Principals’ Progress Report

Interviews with the Dakota Principals about Hybrid Learning

Alessandro Romero, Writer

With students heading into a completely new situation with hybrid learning, there is bound to be questions about how the campus is handling it. Everyone within the Dakota community must deal with new challenges to safety and students’ education. To reflect on the campus’s first week in hybrid learning, both Principals Jones of the Ninth Grade Center and Principal Koskos of the Main Building share their thoughts on the new, strange situation through interviews conducted by me. 

I sat down to interview Principal Jones first. When asked what he thought were the most important current challenges that the campus must face, the principal explained that the most important challenge was to provide a quality education while being safeAfter his response, I then posed the question of what was being set out to address these safety issues. Jones planned on keeping the same safety policies that the campus has in place right nowespecially mask wearing and constant movement within the hallways. To better explain this plan, the question of what role students were to play was brought upHe mentioned the importance of following the previously established safety policies, but he also emphasized heavily on students being understanding towards their peers about their feelings during this period.   

With those series of questions regarding challenges being done, I asked the Principal what the overall performance of the school’s handling of education and safety was. Jones, keeping in mind that it is the first week, claimed that it was a great success for the school with the community having “flexibility” and “patience.” Even with a successful performance, the question of how the campus could improve was establishedPrincipal Jones responded by highlighting safety guidelines, but also having students give feedback to staff when they feel concerns. With the question of how students could give feedback being brought up; Jones talked about Schoology, email, Microsoft Teams, in-person conversation with staff, and scheduled meetings with staff. Those were the remaining questions left, which gave a sense of the principal having pride for his students.  

Later in the day, I interviewed Principal Koskos. As I did with Principal Jones, I brought up the question of what challenges faced the campus. The principal believes that the specifics with cleaning “required the most adjusting” and students have also done a good job on following policies. After questioning how the campus were to combat these issues, Koskos stated that what they are doing as of now is working now: a digital-form system that supplies teachers with supplies, and students volunteering when they need to. I wanted Principal Koskos elaborate on students’ role that was shortly mentioned; so, he explained that students’ large influence, even with a reduced size, makes them important to school safety. 

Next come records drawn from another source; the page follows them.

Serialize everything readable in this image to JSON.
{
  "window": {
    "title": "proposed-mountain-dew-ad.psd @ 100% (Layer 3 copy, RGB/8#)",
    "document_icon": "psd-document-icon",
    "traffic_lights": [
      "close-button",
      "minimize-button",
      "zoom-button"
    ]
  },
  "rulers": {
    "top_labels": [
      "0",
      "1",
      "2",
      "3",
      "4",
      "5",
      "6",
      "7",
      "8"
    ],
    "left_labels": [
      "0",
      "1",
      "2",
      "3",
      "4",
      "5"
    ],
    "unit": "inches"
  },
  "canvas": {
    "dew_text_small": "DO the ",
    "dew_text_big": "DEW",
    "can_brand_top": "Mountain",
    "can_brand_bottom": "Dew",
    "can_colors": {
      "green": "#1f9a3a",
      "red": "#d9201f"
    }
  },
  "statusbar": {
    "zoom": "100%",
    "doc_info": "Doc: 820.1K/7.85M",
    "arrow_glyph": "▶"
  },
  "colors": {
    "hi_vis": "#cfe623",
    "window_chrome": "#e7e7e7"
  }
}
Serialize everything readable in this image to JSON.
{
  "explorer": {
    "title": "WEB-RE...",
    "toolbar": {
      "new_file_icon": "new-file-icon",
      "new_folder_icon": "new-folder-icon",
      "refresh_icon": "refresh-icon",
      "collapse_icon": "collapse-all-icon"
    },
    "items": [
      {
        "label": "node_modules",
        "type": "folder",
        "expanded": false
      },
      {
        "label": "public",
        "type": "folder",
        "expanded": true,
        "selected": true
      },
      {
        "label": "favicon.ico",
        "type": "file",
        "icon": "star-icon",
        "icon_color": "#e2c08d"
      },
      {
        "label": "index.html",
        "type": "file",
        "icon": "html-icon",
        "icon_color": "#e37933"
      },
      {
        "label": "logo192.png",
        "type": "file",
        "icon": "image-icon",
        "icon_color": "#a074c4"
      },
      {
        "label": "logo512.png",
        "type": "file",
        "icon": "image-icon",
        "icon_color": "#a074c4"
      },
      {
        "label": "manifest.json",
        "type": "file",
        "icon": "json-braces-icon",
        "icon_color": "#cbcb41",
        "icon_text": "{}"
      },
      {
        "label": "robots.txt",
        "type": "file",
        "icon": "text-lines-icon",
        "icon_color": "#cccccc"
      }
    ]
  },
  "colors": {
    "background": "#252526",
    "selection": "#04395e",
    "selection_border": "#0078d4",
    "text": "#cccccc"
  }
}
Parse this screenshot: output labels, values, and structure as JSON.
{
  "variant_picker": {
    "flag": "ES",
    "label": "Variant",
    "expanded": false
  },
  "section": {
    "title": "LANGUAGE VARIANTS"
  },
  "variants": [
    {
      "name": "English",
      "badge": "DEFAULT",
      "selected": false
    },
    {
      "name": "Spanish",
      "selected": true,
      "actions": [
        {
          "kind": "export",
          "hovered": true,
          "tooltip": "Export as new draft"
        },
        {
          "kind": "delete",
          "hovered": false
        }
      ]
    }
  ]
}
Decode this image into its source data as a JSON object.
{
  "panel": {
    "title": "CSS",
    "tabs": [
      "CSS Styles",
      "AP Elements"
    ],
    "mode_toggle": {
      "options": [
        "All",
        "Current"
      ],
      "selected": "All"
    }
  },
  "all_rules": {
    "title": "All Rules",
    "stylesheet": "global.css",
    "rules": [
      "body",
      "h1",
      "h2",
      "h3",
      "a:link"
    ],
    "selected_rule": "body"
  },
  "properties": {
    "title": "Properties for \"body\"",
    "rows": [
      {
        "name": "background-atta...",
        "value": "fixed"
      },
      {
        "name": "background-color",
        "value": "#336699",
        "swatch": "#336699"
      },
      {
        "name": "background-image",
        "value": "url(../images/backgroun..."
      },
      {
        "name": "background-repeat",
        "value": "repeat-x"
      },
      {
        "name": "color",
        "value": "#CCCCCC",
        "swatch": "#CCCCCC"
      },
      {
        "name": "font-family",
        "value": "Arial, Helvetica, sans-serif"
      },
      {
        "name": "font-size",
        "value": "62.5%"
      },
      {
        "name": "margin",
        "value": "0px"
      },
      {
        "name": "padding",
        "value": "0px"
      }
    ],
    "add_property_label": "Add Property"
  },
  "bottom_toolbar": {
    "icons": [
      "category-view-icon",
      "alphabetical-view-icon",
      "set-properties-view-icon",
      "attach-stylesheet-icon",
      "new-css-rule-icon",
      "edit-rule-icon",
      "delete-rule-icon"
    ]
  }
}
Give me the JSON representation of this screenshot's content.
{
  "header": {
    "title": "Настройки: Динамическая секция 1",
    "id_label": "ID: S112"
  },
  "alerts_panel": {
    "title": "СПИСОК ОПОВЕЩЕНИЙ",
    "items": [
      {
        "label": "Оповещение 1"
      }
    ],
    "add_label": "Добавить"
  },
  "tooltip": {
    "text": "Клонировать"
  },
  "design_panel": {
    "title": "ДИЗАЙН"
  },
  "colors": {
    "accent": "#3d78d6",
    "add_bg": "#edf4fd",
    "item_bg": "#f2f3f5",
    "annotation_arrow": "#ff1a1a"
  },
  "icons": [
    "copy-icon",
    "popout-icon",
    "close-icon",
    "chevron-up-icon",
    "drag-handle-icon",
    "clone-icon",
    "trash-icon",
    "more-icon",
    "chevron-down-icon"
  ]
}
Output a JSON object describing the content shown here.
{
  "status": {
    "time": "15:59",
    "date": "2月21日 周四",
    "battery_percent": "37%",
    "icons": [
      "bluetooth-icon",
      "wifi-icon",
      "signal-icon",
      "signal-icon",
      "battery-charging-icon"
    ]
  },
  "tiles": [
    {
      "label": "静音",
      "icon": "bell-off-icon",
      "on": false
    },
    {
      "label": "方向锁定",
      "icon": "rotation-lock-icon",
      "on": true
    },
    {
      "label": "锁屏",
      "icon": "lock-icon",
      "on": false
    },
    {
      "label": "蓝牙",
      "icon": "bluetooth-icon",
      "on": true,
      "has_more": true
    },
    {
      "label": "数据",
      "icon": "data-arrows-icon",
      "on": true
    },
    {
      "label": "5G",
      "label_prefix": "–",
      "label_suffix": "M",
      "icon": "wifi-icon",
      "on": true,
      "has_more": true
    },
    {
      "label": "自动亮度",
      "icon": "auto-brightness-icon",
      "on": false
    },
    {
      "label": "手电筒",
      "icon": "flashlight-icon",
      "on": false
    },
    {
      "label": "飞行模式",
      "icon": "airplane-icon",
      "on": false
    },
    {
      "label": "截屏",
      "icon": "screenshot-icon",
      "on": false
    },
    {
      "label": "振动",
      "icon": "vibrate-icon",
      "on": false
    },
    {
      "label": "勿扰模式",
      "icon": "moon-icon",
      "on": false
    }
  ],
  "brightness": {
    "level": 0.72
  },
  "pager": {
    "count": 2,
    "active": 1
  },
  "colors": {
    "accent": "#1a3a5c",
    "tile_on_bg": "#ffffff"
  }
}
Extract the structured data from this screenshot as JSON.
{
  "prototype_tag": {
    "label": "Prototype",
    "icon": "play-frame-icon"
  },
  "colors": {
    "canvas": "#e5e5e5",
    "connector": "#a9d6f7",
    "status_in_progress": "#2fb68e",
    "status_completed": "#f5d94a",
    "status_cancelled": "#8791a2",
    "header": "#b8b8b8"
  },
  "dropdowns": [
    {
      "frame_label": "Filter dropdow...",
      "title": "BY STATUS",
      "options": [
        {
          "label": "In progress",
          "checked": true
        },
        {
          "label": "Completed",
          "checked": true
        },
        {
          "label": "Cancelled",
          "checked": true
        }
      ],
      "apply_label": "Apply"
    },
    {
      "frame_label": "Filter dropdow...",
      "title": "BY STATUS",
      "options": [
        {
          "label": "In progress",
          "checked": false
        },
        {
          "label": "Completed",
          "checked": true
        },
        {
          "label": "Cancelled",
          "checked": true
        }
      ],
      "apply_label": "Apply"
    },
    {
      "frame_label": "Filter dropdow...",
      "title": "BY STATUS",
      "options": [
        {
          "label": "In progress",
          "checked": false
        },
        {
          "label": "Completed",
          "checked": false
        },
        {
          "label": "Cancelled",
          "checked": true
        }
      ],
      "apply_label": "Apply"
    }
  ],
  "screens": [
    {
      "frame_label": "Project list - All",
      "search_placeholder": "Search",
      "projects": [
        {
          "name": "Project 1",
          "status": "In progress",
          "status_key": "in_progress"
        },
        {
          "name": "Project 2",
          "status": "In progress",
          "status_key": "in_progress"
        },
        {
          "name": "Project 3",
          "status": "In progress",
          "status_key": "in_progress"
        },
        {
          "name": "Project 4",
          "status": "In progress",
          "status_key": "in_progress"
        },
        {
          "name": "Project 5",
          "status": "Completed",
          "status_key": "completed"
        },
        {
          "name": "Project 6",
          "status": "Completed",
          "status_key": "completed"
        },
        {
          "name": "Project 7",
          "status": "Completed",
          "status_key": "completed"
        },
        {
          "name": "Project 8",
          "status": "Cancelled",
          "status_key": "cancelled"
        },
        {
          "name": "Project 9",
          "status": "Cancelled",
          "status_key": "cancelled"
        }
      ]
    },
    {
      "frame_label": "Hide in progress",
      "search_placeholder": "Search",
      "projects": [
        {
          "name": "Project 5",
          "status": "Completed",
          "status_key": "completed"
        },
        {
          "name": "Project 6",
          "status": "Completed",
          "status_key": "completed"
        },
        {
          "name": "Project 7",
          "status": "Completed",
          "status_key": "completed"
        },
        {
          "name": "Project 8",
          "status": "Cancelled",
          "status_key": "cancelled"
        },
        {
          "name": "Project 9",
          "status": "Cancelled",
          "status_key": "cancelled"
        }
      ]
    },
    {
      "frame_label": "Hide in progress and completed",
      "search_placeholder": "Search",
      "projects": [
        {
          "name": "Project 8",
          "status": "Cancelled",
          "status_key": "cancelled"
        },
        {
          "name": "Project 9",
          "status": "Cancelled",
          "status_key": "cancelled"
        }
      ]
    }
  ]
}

With the campus’s challenges being established, I asked what Principal Koskos felt about our performance for both education and safety. Based on the feedback he has received, Principal Koskos believed that there is much more comfort and ease for students with classes as missed elements of class have returned like face-to-face lecturesI inquired Koskos to elaborate more on these missed elements. Koskos that the sense that of intimacy in the classroom had been lost that has allowed teachers to understand their students’ feelings more and for students to be engaged. I then prompted how can the campus improve, which Principal Koskos said that keeping a “positive momentum” going and to not let the “honeymoon period to fadeI questioned what a fade in “honeymoon period” would look like. Principal Koskos explained that a dwindle could look like students would being more careless when it came to safety procedure and opportunities to leave the classroom, which he hoped would be solved by positive ways that would avoid conflict. For more detail on avoiding negative conflict at my request, he elaborated that the situation is already in “a pretty firm stance” for safety reasons; but Koskos explained that staff used what he called “progressive discipline,” which is actions that progress in severity to change behavior. Thus, my interview ended with Principal Koskos after that question.  

In both interviews, Principal Koskos and Principal Jones felt that hybrid learning was a success. The two principals both highlighted how students’ relationships with the rules and staff members play a role in the success and the optimistic future of hybrid learning. They also believed that students are doing good in playing their in hybrid schooling.